The final chapter, chapter ten, investigates Antipodean American postmodernism. At its center stand some major literary figures, such as Salman Rushdie, Peter Carey and J. M. Coetzee, all of whom, either by virtue of their own biographies or in their writing, trace transnational circuits. The rewriting of narratives of Australian and American literature and culture is a subject in Thomas Keneally’s novels; astronomy and displacement play an important role in Shirley Hazzard’s The Transit of Venus, where Australasia becomes a “literary method, a way of defamiliarizing encrusted social conventions” (428). For Rushdie, Australasia serves a figure of thought that allows him to experiment with various kinds of multiplicity. In Carey’s works, the experiences of American exile figures are an important topic, and with J. M. Coetzee, a South African who moved to Australia in 2002, parallels become visible between his narrative inversions, his use of antipodean geography and his treatment of US imperialism.

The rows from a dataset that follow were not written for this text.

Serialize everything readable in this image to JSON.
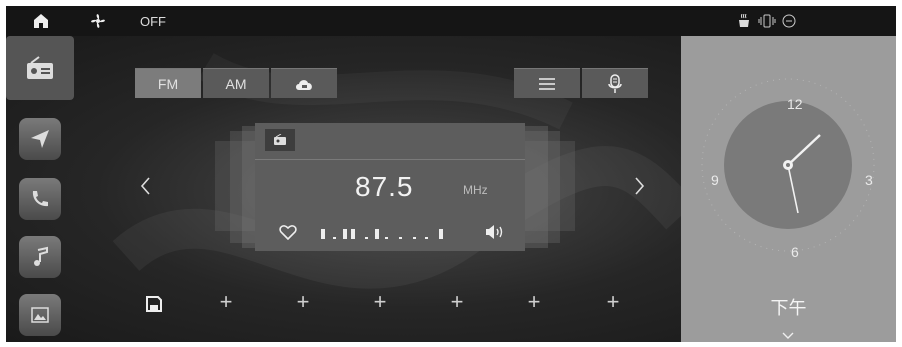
{
  "status_bar": {
    "hvac_state": "OFF",
    "icons": [
      "home-icon",
      "fan-icon",
      "seat-heat-icon",
      "vibration-icon",
      "auto-icon"
    ]
  },
  "sidebar": {
    "items": [
      {
        "name": "radio-icon"
      },
      {
        "name": "navigation-icon"
      },
      {
        "name": "phone-icon"
      },
      {
        "name": "music-icon"
      },
      {
        "name": "gallery-icon"
      }
    ]
  },
  "tabs": {
    "fm_label": "FM",
    "am_label": "AM",
    "cloud_icon": "cloud-radio-icon",
    "list_icon": "list-icon",
    "voice_icon": "voice-icon"
  },
  "station": {
    "frequency": "87.5",
    "unit": "MHz",
    "favorite_icon": "heart-icon",
    "volume_icon": "speaker-icon"
  },
  "presets": {
    "save_icon": "save-icon",
    "slots": [
      "+",
      "+",
      "+",
      "+",
      "+",
      "+"
    ]
  },
  "clock": {
    "numbers": {
      "twelve": "12",
      "three": "3",
      "six": "6",
      "nine": "9"
    },
    "period": "下午"
  },
  "colors": {
    "background": "#262626",
    "clock_panel": "#9c9c9c",
    "active_tab": "#7c7c7c"
  }
}
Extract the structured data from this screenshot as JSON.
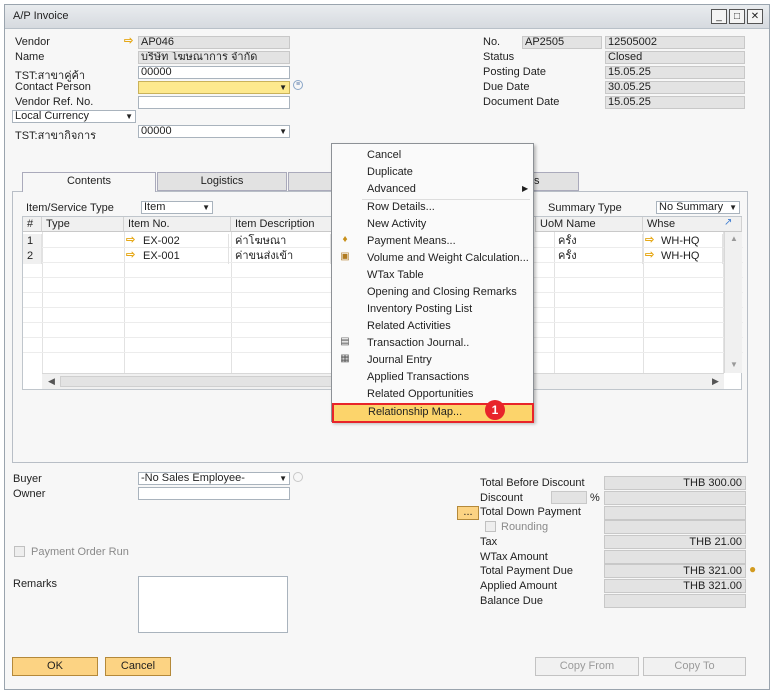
{
  "window": {
    "title": "A/P Invoice"
  },
  "header_left": {
    "vendor_label": "Vendor",
    "vendor_value": "AP046",
    "name_label": "Name",
    "name_value": "บริษัท โฆษณาการ จำกัด",
    "branch_label": "TST:สาขาคู่ค้า",
    "branch_value": "00000",
    "contact_label": "Contact Person",
    "contact_value": "",
    "ref_label": "Vendor Ref. No.",
    "ref_value": "",
    "currency_value": "Local Currency",
    "biz_branch_label": "TST:สาขากิจการ",
    "biz_branch_value": "00000"
  },
  "header_right": {
    "no_label": "No.",
    "no_series": "AP2505",
    "no_value": "12505002",
    "status_label": "Status",
    "status_value": "Closed",
    "posting_label": "Posting Date",
    "posting_value": "15.05.25",
    "due_label": "Due Date",
    "due_value": "30.05.25",
    "doc_label": "Document Date",
    "doc_value": "15.05.25"
  },
  "tabs": [
    "Contents",
    "Logistics",
    "s"
  ],
  "contents": {
    "item_type_label": "Item/Service Type",
    "item_type_value": "Item",
    "summary_type_label": "Summary Type",
    "summary_type_value": "No Summary",
    "columns": [
      "#",
      "Type",
      "Item No.",
      "Item Description",
      "UoM Name",
      "Whse"
    ],
    "rows": [
      {
        "num": "1",
        "item_no": "EX-002",
        "desc": "ค่าโฆษณา",
        "uom": "ครั้ง",
        "whse": "WH-HQ"
      },
      {
        "num": "2",
        "item_no": "EX-001",
        "desc": "ค่าขนส่งเข้า",
        "uom": "ครั้ง",
        "whse": "WH-HQ"
      }
    ]
  },
  "context_menu": {
    "items": [
      {
        "label": "Cancel",
        "icon": ""
      },
      {
        "label": "Duplicate",
        "icon": ""
      },
      {
        "label": "Advanced",
        "icon": "submenu-arrow"
      },
      {
        "label": "Row Details...",
        "icon": ""
      },
      {
        "label": "New Activity",
        "icon": ""
      },
      {
        "label": "Payment Means...",
        "icon": "payment-icon"
      },
      {
        "label": "Volume and Weight Calculation...",
        "icon": "volume-icon"
      },
      {
        "label": "WTax Table",
        "icon": ""
      },
      {
        "label": "Opening and Closing Remarks",
        "icon": ""
      },
      {
        "label": "Inventory Posting List",
        "icon": ""
      },
      {
        "label": "Related Activities",
        "icon": ""
      },
      {
        "label": "Transaction Journal..",
        "icon": "journal-icon"
      },
      {
        "label": "Journal Entry",
        "icon": "journal-entry-icon"
      },
      {
        "label": "Applied Transactions",
        "icon": ""
      },
      {
        "label": "Related Opportunities",
        "icon": ""
      },
      {
        "label": "Relationship Map...",
        "icon": ""
      }
    ],
    "highlight_badge": "1",
    "highlight_color": "#e8242a"
  },
  "footer_left": {
    "buyer_label": "Buyer",
    "buyer_value": "-No Sales Employee-",
    "owner_label": "Owner",
    "owner_value": "",
    "payment_order_label": "Payment Order Run",
    "remarks_label": "Remarks"
  },
  "totals": {
    "before_discount_label": "Total Before Discount",
    "before_discount_value": "THB 300.00",
    "discount_label": "Discount",
    "discount_pct": "%",
    "down_payment_label": "Total Down Payment",
    "rounding_label": "Rounding",
    "tax_label": "Tax",
    "tax_value": "THB 21.00",
    "wtax_label": "WTax Amount",
    "payment_due_label": "Total Payment Due",
    "payment_due_value": "THB 321.00",
    "applied_label": "Applied Amount",
    "applied_value": "THB 321.00",
    "balance_label": "Balance Due",
    "ellipsis": "..."
  },
  "buttons": {
    "ok": "OK",
    "cancel": "Cancel",
    "copy_from": "Copy From",
    "copy_to": "Copy To"
  }
}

Giles’s extremely readable, knowledgeable and expansive study contributes to ongoing discussions in the field of transnational, transatlantic and hemispheric literary studies in two ways: On the one hand, the example of Australasia allows him to explore and thereby lead to a better understanding of the intersection between post-colonialism and America’s transnationalism, to “trace points of convergence and divergence between these former British colonies” (6). In this regard he expands his own theoretical work on transatlantic American studies (e.g. in Atlantic Republic: The American Tradition in English Literature). Analogies and homologies play as much of a role as forms of vilification and escapism (487). It is qua Australia as America’s colonial other, its “alter ego” (3) and “specter” (5), that a refined understanding of America’s colonial and post-colonial past can be achieved. This is a past that caused discomfort many times, Australasia’s colonial legacy reminding Americans of their own Anglophilia, “the potentially troubling question of a continuing emotional allegiance to the British crown and customs” (176). As Giles argues: “Australasia has formed a shadow self in US national narratives, with the cultural histories of the two countries having long been imbricated within each other” (5).
The other strength of Antipodean America is its impressively balanced compositional method that is implemented on a number of levels. A mixture of famous and less well-known literary voices; theory, context and close reading; central themes that interconnect the vast temporal span—these are the structural features which, along with Giles’s eloquence, make this book a pleasurable and instructive read. Furthermore, Giles is concerned with enhancing the reader-friendliness of his monograph (counting more than 500 pages) by inserting concise summaries at the end of each sub-chapter (which makes it easier for readers to scan and read the book in parts only). Here, however, lies its only weakness: the claim that antipodean elements very often find stylistic, thematic and formal expression in the shape of inversion, astronomical images and the play with geography results in an inspired approach to the texts. Yet this idea is, at times, excessively used of and thus loses some of its poignancy. Some interpretations along the lines of a ‘bouleversement’ come across as labored and invite the question whether such figures of inversion constitute a sufficient indication of a text’s ‘Australasian’ investments. This minor point of criticism notwithstanding, this book is highly recommendable to scholars and students working in the field of transnational American and postcolonial studies.
 Paul Giles. Atlantic Republic: The American Tradition in English Literature (Oxford: Oxford UP, 2006).